Data entries:
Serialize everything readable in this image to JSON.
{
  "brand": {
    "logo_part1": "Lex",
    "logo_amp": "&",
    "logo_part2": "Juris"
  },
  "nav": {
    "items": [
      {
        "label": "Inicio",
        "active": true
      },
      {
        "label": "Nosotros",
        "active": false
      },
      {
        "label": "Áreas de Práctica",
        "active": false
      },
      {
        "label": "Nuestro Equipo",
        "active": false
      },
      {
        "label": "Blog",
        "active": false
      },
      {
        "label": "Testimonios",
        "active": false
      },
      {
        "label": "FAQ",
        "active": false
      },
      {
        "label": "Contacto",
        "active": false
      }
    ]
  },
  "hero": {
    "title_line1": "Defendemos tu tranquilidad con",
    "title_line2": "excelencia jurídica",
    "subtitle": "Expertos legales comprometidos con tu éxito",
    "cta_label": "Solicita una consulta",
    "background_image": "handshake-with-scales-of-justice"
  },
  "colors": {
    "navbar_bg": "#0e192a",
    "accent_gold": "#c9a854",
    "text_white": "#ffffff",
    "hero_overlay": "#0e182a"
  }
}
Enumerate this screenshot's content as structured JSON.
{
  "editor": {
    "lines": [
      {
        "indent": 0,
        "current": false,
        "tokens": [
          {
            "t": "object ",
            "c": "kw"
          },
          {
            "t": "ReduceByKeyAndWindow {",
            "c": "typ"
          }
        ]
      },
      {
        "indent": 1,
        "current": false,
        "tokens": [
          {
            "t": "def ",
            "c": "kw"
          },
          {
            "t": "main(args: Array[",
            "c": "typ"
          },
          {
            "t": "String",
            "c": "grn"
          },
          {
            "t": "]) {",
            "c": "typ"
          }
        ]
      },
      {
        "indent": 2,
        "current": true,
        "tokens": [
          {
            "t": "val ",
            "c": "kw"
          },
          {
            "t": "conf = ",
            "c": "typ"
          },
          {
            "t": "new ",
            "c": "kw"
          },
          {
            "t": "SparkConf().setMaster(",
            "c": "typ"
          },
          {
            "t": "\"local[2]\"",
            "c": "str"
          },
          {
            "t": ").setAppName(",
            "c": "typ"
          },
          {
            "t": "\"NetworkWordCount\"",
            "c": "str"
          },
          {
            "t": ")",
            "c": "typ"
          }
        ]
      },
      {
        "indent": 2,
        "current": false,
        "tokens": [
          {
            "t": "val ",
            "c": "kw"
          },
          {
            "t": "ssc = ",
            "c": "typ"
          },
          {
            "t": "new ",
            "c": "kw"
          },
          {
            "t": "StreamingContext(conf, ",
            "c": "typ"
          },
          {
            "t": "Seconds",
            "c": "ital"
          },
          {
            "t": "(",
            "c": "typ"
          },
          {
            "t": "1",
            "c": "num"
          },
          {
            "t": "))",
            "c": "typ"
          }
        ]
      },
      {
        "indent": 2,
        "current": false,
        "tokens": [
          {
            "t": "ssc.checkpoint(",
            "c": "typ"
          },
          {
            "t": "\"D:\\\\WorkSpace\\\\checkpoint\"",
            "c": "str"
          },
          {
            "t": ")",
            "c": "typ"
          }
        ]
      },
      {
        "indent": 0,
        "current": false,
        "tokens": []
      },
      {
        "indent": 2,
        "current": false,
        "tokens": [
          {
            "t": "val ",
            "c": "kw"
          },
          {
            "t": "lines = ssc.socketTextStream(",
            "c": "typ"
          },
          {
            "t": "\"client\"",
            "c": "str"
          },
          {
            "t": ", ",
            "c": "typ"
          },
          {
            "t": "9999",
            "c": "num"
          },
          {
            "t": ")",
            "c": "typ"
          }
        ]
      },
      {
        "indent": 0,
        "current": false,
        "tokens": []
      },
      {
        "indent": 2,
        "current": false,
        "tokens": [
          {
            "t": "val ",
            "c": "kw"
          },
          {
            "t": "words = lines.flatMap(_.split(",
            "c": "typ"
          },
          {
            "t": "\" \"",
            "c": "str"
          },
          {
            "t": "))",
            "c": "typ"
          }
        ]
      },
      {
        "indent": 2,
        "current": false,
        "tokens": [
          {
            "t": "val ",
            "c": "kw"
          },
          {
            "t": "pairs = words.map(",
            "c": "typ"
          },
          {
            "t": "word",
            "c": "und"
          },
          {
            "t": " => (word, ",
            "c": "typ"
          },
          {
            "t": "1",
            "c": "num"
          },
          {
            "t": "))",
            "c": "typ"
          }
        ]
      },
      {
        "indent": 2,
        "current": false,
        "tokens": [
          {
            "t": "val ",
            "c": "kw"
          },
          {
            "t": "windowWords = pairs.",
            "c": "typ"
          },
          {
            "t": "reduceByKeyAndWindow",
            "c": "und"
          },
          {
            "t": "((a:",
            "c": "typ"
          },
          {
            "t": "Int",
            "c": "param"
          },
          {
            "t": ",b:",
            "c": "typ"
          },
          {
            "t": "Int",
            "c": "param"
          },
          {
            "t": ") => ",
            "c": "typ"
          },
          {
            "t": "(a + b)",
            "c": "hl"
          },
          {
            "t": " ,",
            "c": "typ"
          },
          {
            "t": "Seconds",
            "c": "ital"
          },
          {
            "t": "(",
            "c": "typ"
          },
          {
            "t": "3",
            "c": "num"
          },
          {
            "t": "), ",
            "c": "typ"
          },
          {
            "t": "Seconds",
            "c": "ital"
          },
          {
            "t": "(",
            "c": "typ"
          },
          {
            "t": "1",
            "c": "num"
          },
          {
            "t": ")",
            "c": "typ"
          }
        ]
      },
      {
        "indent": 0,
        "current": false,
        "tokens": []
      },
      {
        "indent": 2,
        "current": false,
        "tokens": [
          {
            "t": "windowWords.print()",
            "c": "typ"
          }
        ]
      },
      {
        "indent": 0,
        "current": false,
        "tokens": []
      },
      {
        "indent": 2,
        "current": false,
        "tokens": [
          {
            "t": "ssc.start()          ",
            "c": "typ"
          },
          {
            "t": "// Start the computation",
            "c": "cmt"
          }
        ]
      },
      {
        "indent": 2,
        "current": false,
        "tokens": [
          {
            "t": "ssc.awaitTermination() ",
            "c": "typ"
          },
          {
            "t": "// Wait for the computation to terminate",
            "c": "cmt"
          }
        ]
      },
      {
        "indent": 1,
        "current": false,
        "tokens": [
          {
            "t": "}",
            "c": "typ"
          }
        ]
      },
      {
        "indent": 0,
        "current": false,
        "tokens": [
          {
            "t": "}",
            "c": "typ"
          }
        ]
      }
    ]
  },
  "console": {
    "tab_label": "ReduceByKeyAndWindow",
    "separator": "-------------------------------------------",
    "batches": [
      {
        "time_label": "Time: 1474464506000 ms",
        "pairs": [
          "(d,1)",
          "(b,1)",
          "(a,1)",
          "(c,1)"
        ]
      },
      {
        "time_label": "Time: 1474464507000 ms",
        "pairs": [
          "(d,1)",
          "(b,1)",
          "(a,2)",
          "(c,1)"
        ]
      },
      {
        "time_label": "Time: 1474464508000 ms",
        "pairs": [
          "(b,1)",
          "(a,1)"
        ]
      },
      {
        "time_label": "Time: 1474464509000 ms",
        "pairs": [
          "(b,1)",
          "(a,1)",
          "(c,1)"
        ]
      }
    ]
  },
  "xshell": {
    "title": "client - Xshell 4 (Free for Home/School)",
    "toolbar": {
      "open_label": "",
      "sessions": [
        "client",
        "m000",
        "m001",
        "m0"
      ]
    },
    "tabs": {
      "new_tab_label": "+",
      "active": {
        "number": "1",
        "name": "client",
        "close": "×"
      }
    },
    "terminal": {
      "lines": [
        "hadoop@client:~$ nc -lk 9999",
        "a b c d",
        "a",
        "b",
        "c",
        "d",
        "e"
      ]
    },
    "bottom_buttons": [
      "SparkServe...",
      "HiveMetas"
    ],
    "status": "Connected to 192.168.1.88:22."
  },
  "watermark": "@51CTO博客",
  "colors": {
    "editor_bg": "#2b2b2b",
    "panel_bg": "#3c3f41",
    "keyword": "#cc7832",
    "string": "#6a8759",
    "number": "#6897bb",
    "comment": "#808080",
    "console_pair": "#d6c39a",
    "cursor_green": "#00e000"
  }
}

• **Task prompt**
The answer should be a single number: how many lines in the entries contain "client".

• **Exercise output**
5